The problem:
Tell me how many lines in the data below hold the string "Marla", and say nothing else.

Records for the task:
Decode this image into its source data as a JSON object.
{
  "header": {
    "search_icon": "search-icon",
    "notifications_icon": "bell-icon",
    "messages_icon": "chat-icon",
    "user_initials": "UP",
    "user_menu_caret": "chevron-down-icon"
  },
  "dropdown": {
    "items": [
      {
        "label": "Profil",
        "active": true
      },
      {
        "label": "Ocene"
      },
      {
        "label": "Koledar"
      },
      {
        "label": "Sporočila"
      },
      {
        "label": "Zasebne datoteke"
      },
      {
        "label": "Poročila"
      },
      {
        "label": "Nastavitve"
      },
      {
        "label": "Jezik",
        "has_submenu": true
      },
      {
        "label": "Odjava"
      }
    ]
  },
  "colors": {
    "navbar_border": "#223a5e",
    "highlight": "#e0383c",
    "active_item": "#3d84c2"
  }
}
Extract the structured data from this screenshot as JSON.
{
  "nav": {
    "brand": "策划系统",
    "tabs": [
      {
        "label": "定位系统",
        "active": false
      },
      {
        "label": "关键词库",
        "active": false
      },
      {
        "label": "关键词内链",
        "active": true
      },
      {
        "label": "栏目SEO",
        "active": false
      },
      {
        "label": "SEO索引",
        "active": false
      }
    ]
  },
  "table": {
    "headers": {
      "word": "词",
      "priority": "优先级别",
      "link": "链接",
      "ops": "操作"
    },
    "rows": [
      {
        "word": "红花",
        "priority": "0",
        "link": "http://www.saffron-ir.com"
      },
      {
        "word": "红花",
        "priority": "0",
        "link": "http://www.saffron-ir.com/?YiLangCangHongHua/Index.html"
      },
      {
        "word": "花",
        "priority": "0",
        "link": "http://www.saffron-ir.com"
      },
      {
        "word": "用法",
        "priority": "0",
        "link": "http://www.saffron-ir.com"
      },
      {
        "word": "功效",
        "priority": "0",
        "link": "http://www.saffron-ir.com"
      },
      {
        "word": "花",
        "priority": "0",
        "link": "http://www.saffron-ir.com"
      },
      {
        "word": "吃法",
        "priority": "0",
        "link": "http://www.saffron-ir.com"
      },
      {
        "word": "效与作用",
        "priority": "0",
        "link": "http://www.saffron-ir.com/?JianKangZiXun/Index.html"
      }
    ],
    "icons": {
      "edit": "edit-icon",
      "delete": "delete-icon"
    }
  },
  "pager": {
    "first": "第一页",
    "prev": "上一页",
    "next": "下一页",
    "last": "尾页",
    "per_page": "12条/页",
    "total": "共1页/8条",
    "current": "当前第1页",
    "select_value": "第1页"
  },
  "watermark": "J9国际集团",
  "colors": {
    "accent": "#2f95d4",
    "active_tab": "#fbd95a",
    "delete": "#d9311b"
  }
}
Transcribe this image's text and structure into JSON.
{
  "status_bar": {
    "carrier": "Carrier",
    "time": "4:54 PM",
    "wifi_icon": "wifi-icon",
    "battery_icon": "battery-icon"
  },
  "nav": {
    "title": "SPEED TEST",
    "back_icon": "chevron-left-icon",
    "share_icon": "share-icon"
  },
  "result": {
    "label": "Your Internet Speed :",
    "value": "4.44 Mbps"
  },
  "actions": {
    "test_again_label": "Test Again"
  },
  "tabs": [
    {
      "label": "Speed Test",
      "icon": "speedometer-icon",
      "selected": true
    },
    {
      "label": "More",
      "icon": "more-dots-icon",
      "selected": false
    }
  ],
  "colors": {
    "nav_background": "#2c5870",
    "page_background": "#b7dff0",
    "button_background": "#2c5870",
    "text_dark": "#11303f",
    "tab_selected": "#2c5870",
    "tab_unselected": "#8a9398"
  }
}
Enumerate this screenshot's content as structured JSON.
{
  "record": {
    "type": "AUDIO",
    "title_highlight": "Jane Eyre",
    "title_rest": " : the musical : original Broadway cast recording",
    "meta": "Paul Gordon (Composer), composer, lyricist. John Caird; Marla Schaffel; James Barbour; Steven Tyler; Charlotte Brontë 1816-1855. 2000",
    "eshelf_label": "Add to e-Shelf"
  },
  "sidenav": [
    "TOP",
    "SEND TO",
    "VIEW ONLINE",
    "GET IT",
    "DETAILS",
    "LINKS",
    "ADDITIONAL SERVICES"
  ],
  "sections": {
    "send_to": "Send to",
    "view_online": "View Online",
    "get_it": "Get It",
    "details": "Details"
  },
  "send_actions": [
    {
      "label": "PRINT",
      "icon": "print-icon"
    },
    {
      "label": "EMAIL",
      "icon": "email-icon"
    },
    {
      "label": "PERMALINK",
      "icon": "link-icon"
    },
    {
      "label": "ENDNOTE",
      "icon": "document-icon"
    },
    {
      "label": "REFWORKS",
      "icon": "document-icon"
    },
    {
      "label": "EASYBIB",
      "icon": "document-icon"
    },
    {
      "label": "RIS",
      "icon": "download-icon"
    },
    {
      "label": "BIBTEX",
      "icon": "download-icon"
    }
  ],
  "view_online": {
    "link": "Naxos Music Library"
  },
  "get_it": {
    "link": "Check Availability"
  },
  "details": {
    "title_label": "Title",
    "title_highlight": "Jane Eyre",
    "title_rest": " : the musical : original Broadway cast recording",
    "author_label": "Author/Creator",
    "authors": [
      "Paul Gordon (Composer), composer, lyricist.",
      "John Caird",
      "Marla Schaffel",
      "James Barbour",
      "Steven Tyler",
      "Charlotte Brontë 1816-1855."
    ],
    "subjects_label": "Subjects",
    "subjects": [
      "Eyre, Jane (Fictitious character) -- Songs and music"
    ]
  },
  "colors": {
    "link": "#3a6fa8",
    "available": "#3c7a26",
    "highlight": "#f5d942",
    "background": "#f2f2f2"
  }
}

Completed task:
2